On the way down you go through a series of souvenir shops, including a shop and mini museum dedicated to Pocky. It seemed random, but apparently the company started in Osaka.
We returned to the apartment near the Aquarium and slept well.
Day 8- Monday, July 3
Miyuki had made arrangements with a guide who spoke English to take us through the town of Nara for the day. We got up early, packed up, and took the short 50-minute commuter train to Nara. We had to leave our bags at the station for about $35, but it was worth it.
Yoko was a volunteer tour guide based out of Kyoto. I think she was retired. Her English was excellent, and she had a dry sense of humor. She walked us all over Nara to see two Buddhist shrines and one Shinto shrine. Everything was great. It was shrine day. Seeing structures that originated over a thousand years ago was intense. None of them were original, as they burned down a lot through the ages. But they were still around 800 years old.
On really unique aspect of Nara is the deer that roam freely throughout the town. The deer are protected because they are seen as sacred. According to legend, the town was formed when a deity rode into the area on a white deer to be a protector. So, they have become as much a part of the city as the shrines.
For 150 yen you can buy these special crackers and feed them. Beware. The deer come right up to you, bow…yes I said BOW, and you give them a cracker. And all is well for about 5 seconds. If you don’t give them one, they will nudge you or even head butt you. They will try to eat whatever you have in your hand. You can hear groups of people screaming as they are accosted by these deer. It’s a surreal experience that borders on dangerous. Initially, everyone was really enthralled with deer following us around. After about 30 minutes it was downright annoying.
Maybe it was the heat and humidity, but Ethan and I seriously discussed whether or not we could knock one of those fuckers out with one punch. How hot was it? I drank two bottles of water and two bottles of green tea from the vending machines. I never peed once. I couldn’t have peed if I had wanted to.

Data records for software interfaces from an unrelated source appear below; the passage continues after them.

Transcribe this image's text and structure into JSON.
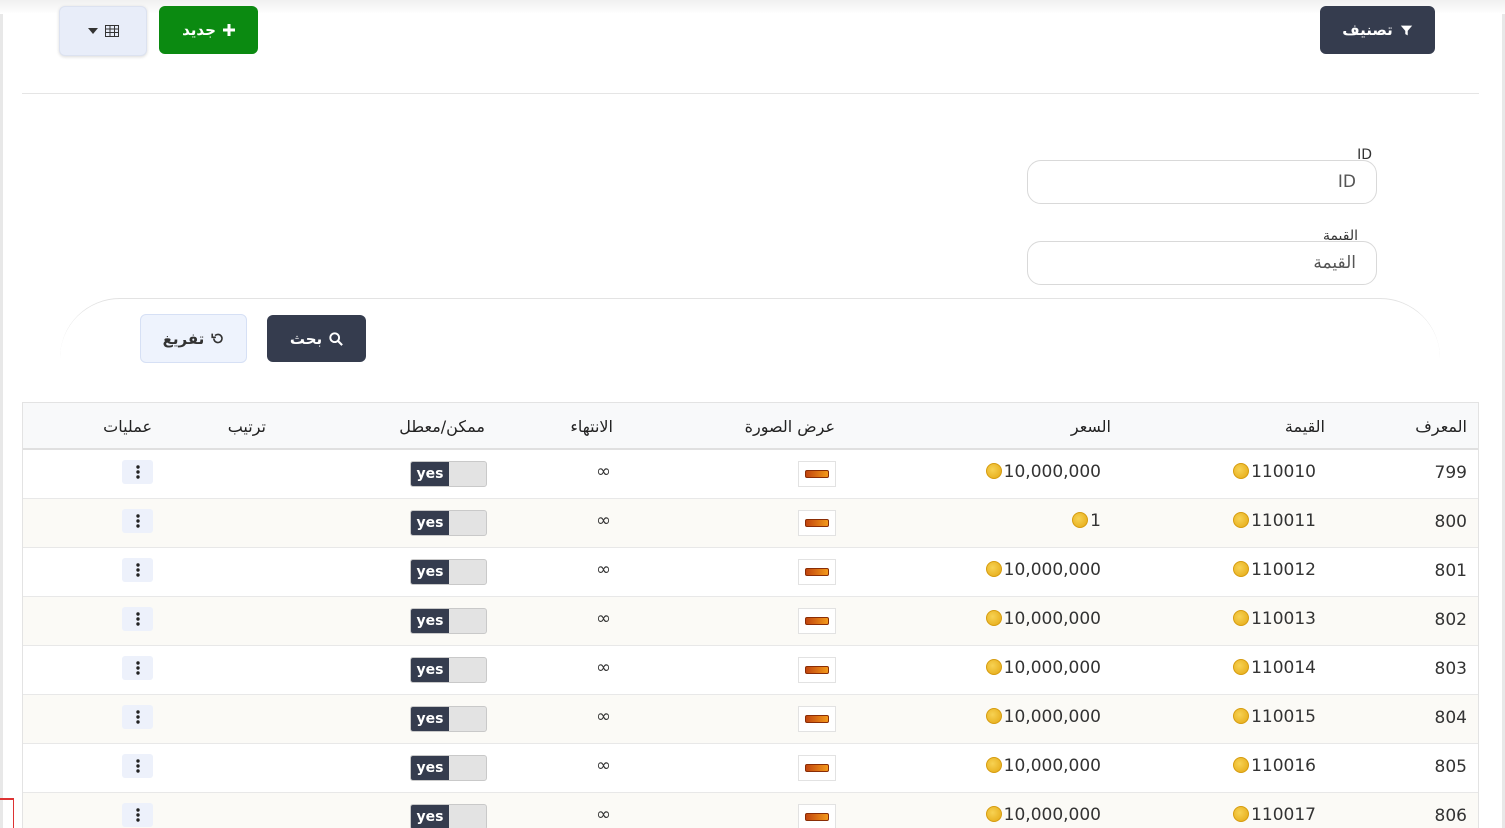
{
  "toolbar": {
    "filter_label": "تصنيف",
    "new_label": "جديد"
  },
  "filters": {
    "id_label": "ID",
    "id_placeholder": "ID",
    "value_label": "القيمة",
    "value_placeholder": "القيمة",
    "search_label": "بحث",
    "reset_label": "تفريغ"
  },
  "table": {
    "headers": {
      "id": "المعرف",
      "value": "القيمة",
      "price": "السعر",
      "image": "عرض الصورة",
      "expiry": "الانتهاء",
      "enabled": "ممكن/معطل",
      "order": "ترتيب",
      "operations": "عمليات"
    },
    "rows": [
      {
        "id": "799",
        "value": "110010",
        "price": "10,000,000",
        "expiry": "∞",
        "enabled": "yes"
      },
      {
        "id": "800",
        "value": "110011",
        "price": "1",
        "expiry": "∞",
        "enabled": "yes"
      },
      {
        "id": "801",
        "value": "110012",
        "price": "10,000,000",
        "expiry": "∞",
        "enabled": "yes"
      },
      {
        "id": "802",
        "value": "110013",
        "price": "10,000,000",
        "expiry": "∞",
        "enabled": "yes"
      },
      {
        "id": "803",
        "value": "110014",
        "price": "10,000,000",
        "expiry": "∞",
        "enabled": "yes"
      },
      {
        "id": "804",
        "value": "110015",
        "price": "10,000,000",
        "expiry": "∞",
        "enabled": "yes"
      },
      {
        "id": "805",
        "value": "110016",
        "price": "10,000,000",
        "expiry": "∞",
        "enabled": "yes"
      },
      {
        "id": "806",
        "value": "110017",
        "price": "10,000,000",
        "expiry": "∞",
        "enabled": "yes"
      }
    ]
  },
  "icons": {
    "filter": "filter-icon",
    "new": "plus-icon",
    "columns": "table-grid-icon",
    "search": "search-icon",
    "reset": "undo-icon",
    "coin": "coin-icon",
    "operations": "kebab-menu-icon"
  },
  "colors": {
    "dark_button": "#353c4e",
    "new_button": "#0b8a11",
    "coin": "#e4a813"
  }
}
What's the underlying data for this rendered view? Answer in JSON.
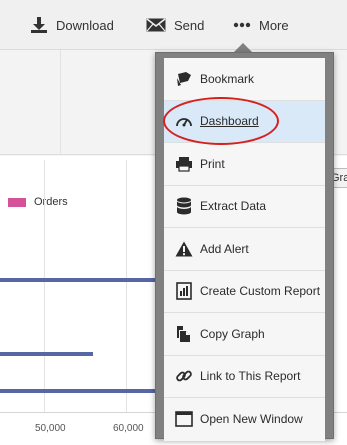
{
  "toolbar": {
    "download_label": "Download",
    "send_label": "Send",
    "more_label": "More",
    "download_icon": "download-icon",
    "send_icon": "envelope-icon",
    "more_icon": "ellipsis-icon"
  },
  "legend": {
    "label": "Orders",
    "color": "#d4529a"
  },
  "partial_tab": "Gra",
  "chart_data": {
    "type": "bar",
    "orientation": "horizontal",
    "categories": [
      "",
      "",
      ""
    ],
    "series": [
      {
        "name": "Orders",
        "values": [
          70000,
          56000,
          70000
        ],
        "color": "#5767a3"
      }
    ],
    "xaxis": {
      "tick_labels": [
        "50,000",
        "60,000"
      ]
    },
    "grid": true,
    "legend_placement": "top-left"
  },
  "menu": {
    "items": [
      {
        "label": "Bookmark",
        "icon": "bookmark-icon",
        "selected": false
      },
      {
        "label": "Dashboard",
        "icon": "gauge-icon",
        "selected": true
      },
      {
        "label": "Print",
        "icon": "printer-icon",
        "selected": false
      },
      {
        "label": "Extract Data",
        "icon": "database-icon",
        "selected": false
      },
      {
        "label": "Add Alert",
        "icon": "warning-icon",
        "selected": false
      },
      {
        "label": "Create Custom Report",
        "icon": "report-icon",
        "selected": false
      },
      {
        "label": "Copy Graph",
        "icon": "copy-icon",
        "selected": false
      },
      {
        "label": "Link to This Report",
        "icon": "link-icon",
        "selected": false
      },
      {
        "label": "Open New Window",
        "icon": "window-icon",
        "selected": false
      }
    ]
  }
}
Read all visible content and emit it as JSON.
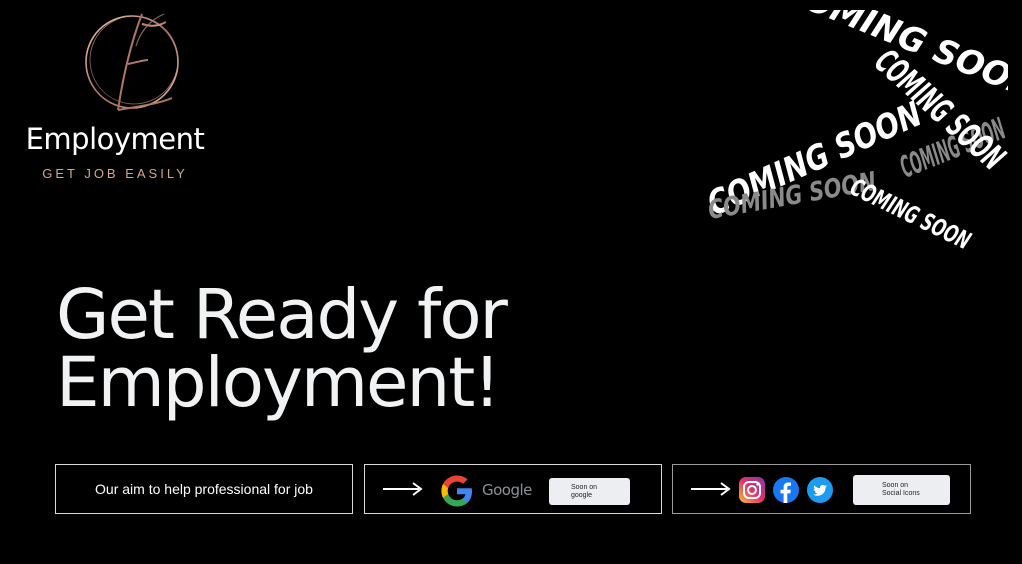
{
  "brand": {
    "name": "Employment",
    "tagline": "GET JOB EASILY",
    "accent_color": "#d3a592"
  },
  "coming_soon": {
    "text": "COMING SOON",
    "icon": "coming-soon-ribbon-graphic"
  },
  "headline": {
    "line1": "Get Ready for",
    "line2": "Employment!"
  },
  "features": {
    "aim": "Our aim to help professional for job",
    "google": {
      "label": "Google",
      "pill_line1": "Soon on",
      "pill_line2": "google"
    },
    "social": {
      "pill_line1": "Soon on",
      "pill_line2": "Social Icons",
      "icons": [
        "instagram-icon",
        "facebook-icon",
        "twitter-icon"
      ]
    }
  },
  "colors": {
    "background": "#000000",
    "instagram": "#e1306c",
    "facebook": "#1877f2",
    "twitter": "#1d9bf0"
  }
}
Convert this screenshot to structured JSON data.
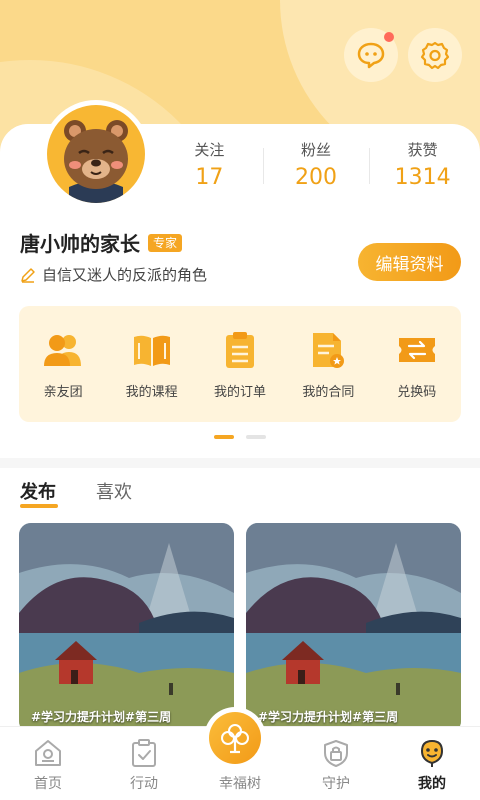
{
  "header": {
    "icons": [
      "chat-icon",
      "settings-icon"
    ],
    "has_notification": true
  },
  "profile": {
    "name": "唐小帅的家长",
    "badge": "专家",
    "bio": "自信又迷人的反派的角色",
    "edit_label": "编辑资料",
    "stats": [
      {
        "label": "关注",
        "value": "17"
      },
      {
        "label": "粉丝",
        "value": "200"
      },
      {
        "label": "获赞",
        "value": "1314"
      }
    ]
  },
  "menu": {
    "items": [
      {
        "label": "亲友团",
        "icon": "friends-icon"
      },
      {
        "label": "我的课程",
        "icon": "book-icon"
      },
      {
        "label": "我的订单",
        "icon": "order-icon"
      },
      {
        "label": "我的合同",
        "icon": "contract-icon"
      },
      {
        "label": "兑换码",
        "icon": "exchange-code-icon"
      }
    ],
    "page": 1,
    "pages": 2
  },
  "tabs": [
    {
      "label": "发布",
      "active": true
    },
    {
      "label": "喜欢",
      "active": false
    }
  ],
  "posts": [
    {
      "tag": "#学习力提升计划#第三周"
    },
    {
      "tag": "#学习力提升计划#第三周"
    }
  ],
  "nav": {
    "items": [
      {
        "label": "首页",
        "icon": "home-icon"
      },
      {
        "label": "行动",
        "icon": "action-icon"
      },
      {
        "label": "幸福树",
        "icon": "tree-icon"
      },
      {
        "label": "守护",
        "icon": "shield-icon"
      },
      {
        "label": "我的",
        "icon": "mine-icon",
        "active": true
      }
    ]
  },
  "colors": {
    "accent": "#f5a623",
    "header_bg": "#fbd98a",
    "menu_bg": "#fff4dc",
    "notification": "#ff6a5a"
  }
}
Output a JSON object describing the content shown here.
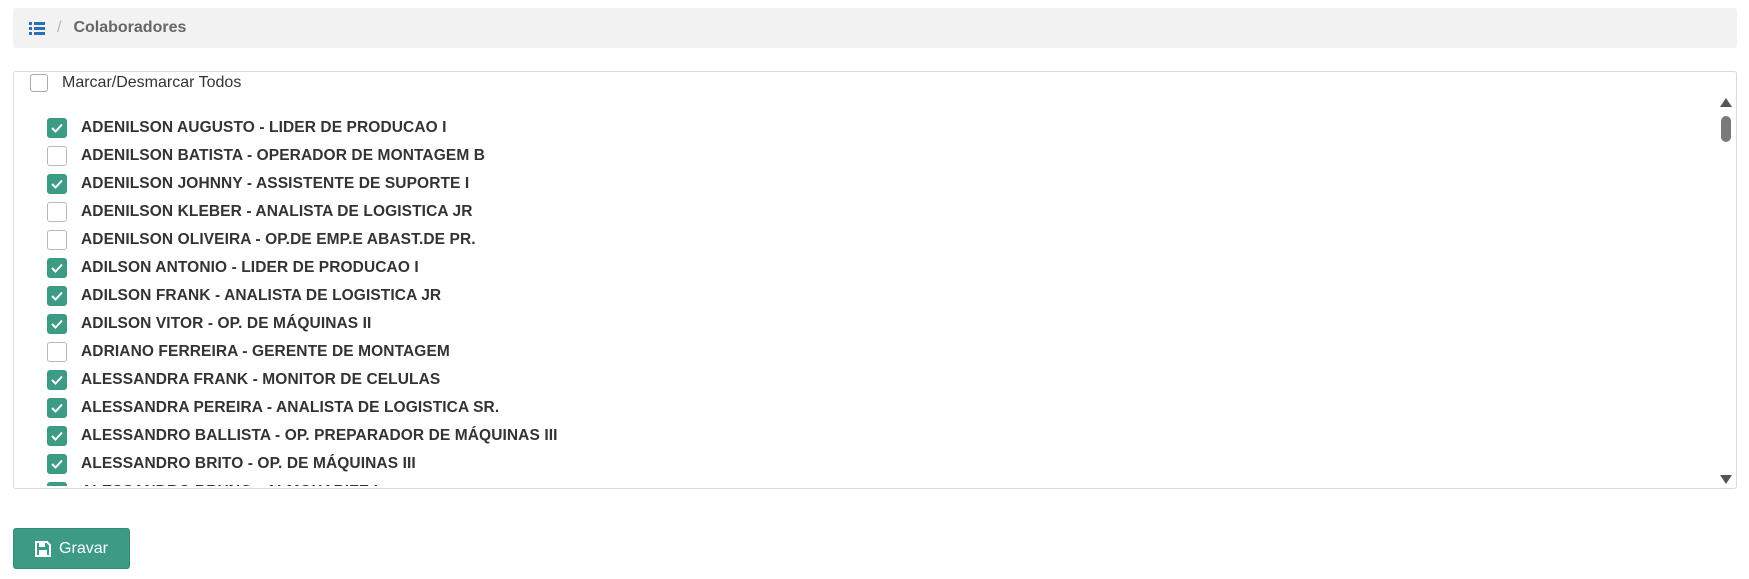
{
  "breadcrumb": {
    "icon": "list-icon",
    "separator": "/",
    "current": "Colaboradores"
  },
  "select_all": {
    "label": "Marcar/Desmarcar Todos",
    "checked": false
  },
  "colors": {
    "accent": "#3d9a85",
    "breadcrumb_bg": "#f2f2f2"
  },
  "collaborators": [
    {
      "label": "ADENILSON AUGUSTO - LIDER DE PRODUCAO I",
      "checked": true
    },
    {
      "label": "ADENILSON BATISTA - OPERADOR DE MONTAGEM B",
      "checked": false
    },
    {
      "label": "ADENILSON JOHNNY - ASSISTENTE DE SUPORTE I",
      "checked": true
    },
    {
      "label": "ADENILSON KLEBER - ANALISTA DE LOGISTICA JR",
      "checked": false
    },
    {
      "label": "ADENILSON OLIVEIRA - OP.DE EMP.E ABAST.DE PR.",
      "checked": false
    },
    {
      "label": "ADILSON ANTONIO - LIDER DE PRODUCAO I",
      "checked": true
    },
    {
      "label": "ADILSON FRANK - ANALISTA DE LOGISTICA JR",
      "checked": true
    },
    {
      "label": "ADILSON VITOR - OP. DE MÁQUINAS II",
      "checked": true
    },
    {
      "label": "ADRIANO FERREIRA - GERENTE DE MONTAGEM",
      "checked": false
    },
    {
      "label": "ALESSANDRA FRANK - MONITOR DE CELULAS",
      "checked": true
    },
    {
      "label": "ALESSANDRA PEREIRA - ANALISTA DE LOGISTICA SR.",
      "checked": true
    },
    {
      "label": "ALESSANDRO BALLISTA - OP. PREPARADOR DE MÁQUINAS III",
      "checked": true
    },
    {
      "label": "ALESSANDRO BRITO - OP. DE MÁQUINAS III",
      "checked": true
    },
    {
      "label": "ALESSANDRO BRUNO - ALMOXARIFE I",
      "checked": true
    }
  ],
  "save_button": {
    "label": "Gravar",
    "icon": "save-icon"
  }
}
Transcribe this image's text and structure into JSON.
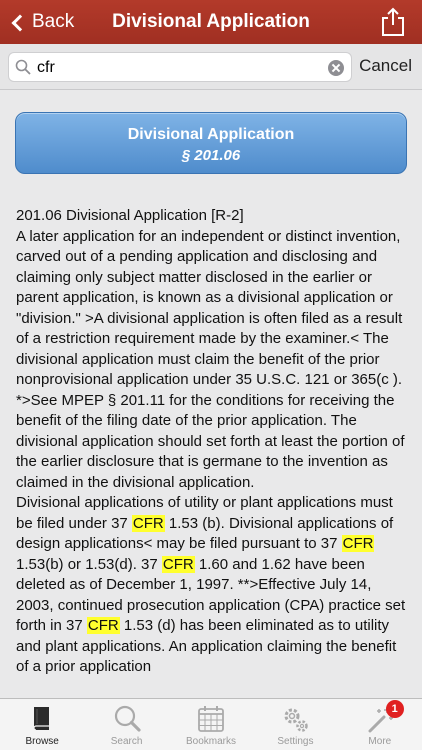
{
  "nav": {
    "back_label": "Back",
    "title": "Divisional Application",
    "share_icon": "share-icon"
  },
  "search": {
    "value": "cfr",
    "cancel_label": "Cancel"
  },
  "section": {
    "title": "Divisional Application",
    "number": "§ 201.06"
  },
  "content": {
    "heading": "201.06 Divisional Application [R-2]",
    "p1": "A later application for an independent or distinct invention, carved out of a pending application and disclosing and claiming only subject matter disclosed in the earlier or parent application, is known as a divisional application or \"division.\" >A divisional application is often filed as a result of a restriction requirement made by the examiner.< The divisional application must claim the benefit of the prior nonprovisional application under 35 U.S.C. 121 or 365(c ). *>See MPEP § 201.11 for the conditions for receiving the benefit of the filing date of the prior application. The divisional application should set forth at least the portion of the earlier disclosure that is germane to the invention as claimed in the divisional application.",
    "highlight": "CFR",
    "p2_a": "Divisional applications of utility or plant applications must be filed under 37 ",
    "p2_b": " 1.53 (b). Divisional applications of design applications< may be filed pursuant to 37 ",
    "p2_c": " 1.53(b) or 1.53(d). 37 ",
    "p2_d": " 1.60 and 1.62 have been deleted as of December 1, 1997. **>Effective July 14, 2003, continued prosecution application (CPA) practice set forth in 37 ",
    "p2_e": " 1.53 (d) has been eliminated as to utility and plant applications. An application claiming the benefit of a prior application"
  },
  "tabs": [
    {
      "label": "Browse",
      "icon": "book-icon",
      "active": true
    },
    {
      "label": "Search",
      "icon": "magnifier-icon"
    },
    {
      "label": "Bookmarks",
      "icon": "calendar-icon"
    },
    {
      "label": "Settings",
      "icon": "gear-icon"
    },
    {
      "label": "More",
      "icon": "magic-wand-icon",
      "badge": "1"
    }
  ],
  "colors": {
    "navbar": "#a93427",
    "button": "#5b97d4",
    "highlight": "#ffff2e",
    "badge": "#e02020"
  }
}
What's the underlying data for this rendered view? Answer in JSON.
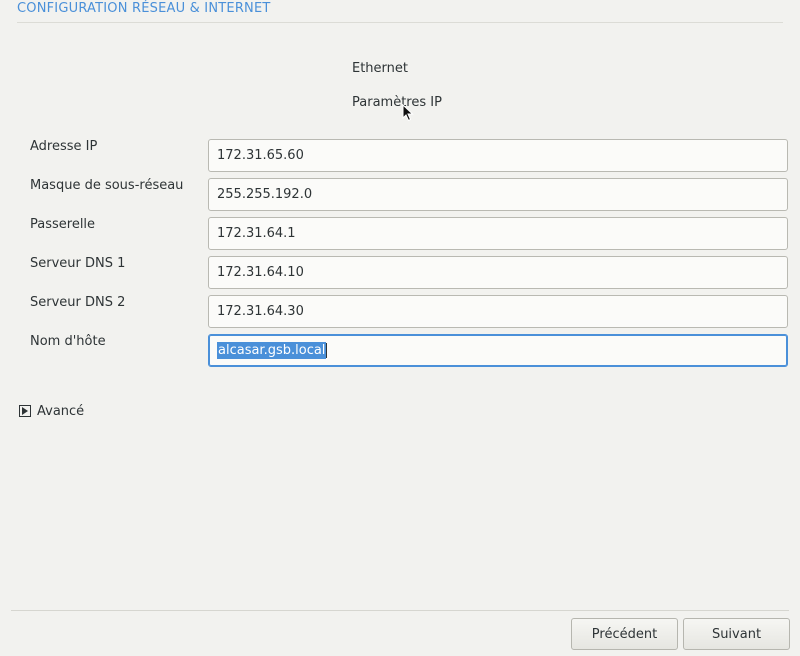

I play bass in a band called Doctors and Engineers, which is a South Asian rock band. It has been an amazing experience being a part of something so culturally different from my own. But in Nara, I discovered partnerships between Japan and South Asia aren’t such a new idea.
When Emperor Shomu had the Todaiji Shrine built that houses the huge bronze Buddha, priests from India came to the dedication in the year 752. And here I thought we had some novel new alliance going with Doctors and Engineers.
The tour finished at the Todaiji Shrine, the largest wooden structure in the world, and we were beat. It was over 90 degrees with severe humidity. We were all drenched in sweat and feeling like we were dying, but Yoko never even sat down. She even walked us back through town to the train station to show me some stores specializing in local art supplies and green tea. We probably should have felt ashamed that a woman in her 60’s still had a spring in her step after walking us on a 10-mile tour in the searing heat and humidity, but we were too tired to care.
We hopped the commuter train to Kyoto and found our way to the next Air BnB. This one was larger than others, but it only had one tiny air conditioner. We cranked it up and sat there sweating for the next few hours. It wasn’t like a sauna. It literally was a sauna. Somehow we all fell asleep, either despite or due to the heat.
While fighting heat stroke and dementia, I thought about the day. The history of Japan and this region predated American history by over a thousand years. Yoko had talked of a period of 300 years where there were no wars. Just peace and prosperity. Leave it humans to fuck up a good thing.
My own country is in a kind of freefall in the aftermath of electing a complete moron with no moral compass, empathy, or impulse control. It will be a long time before we see extended periods of peace and prosperity.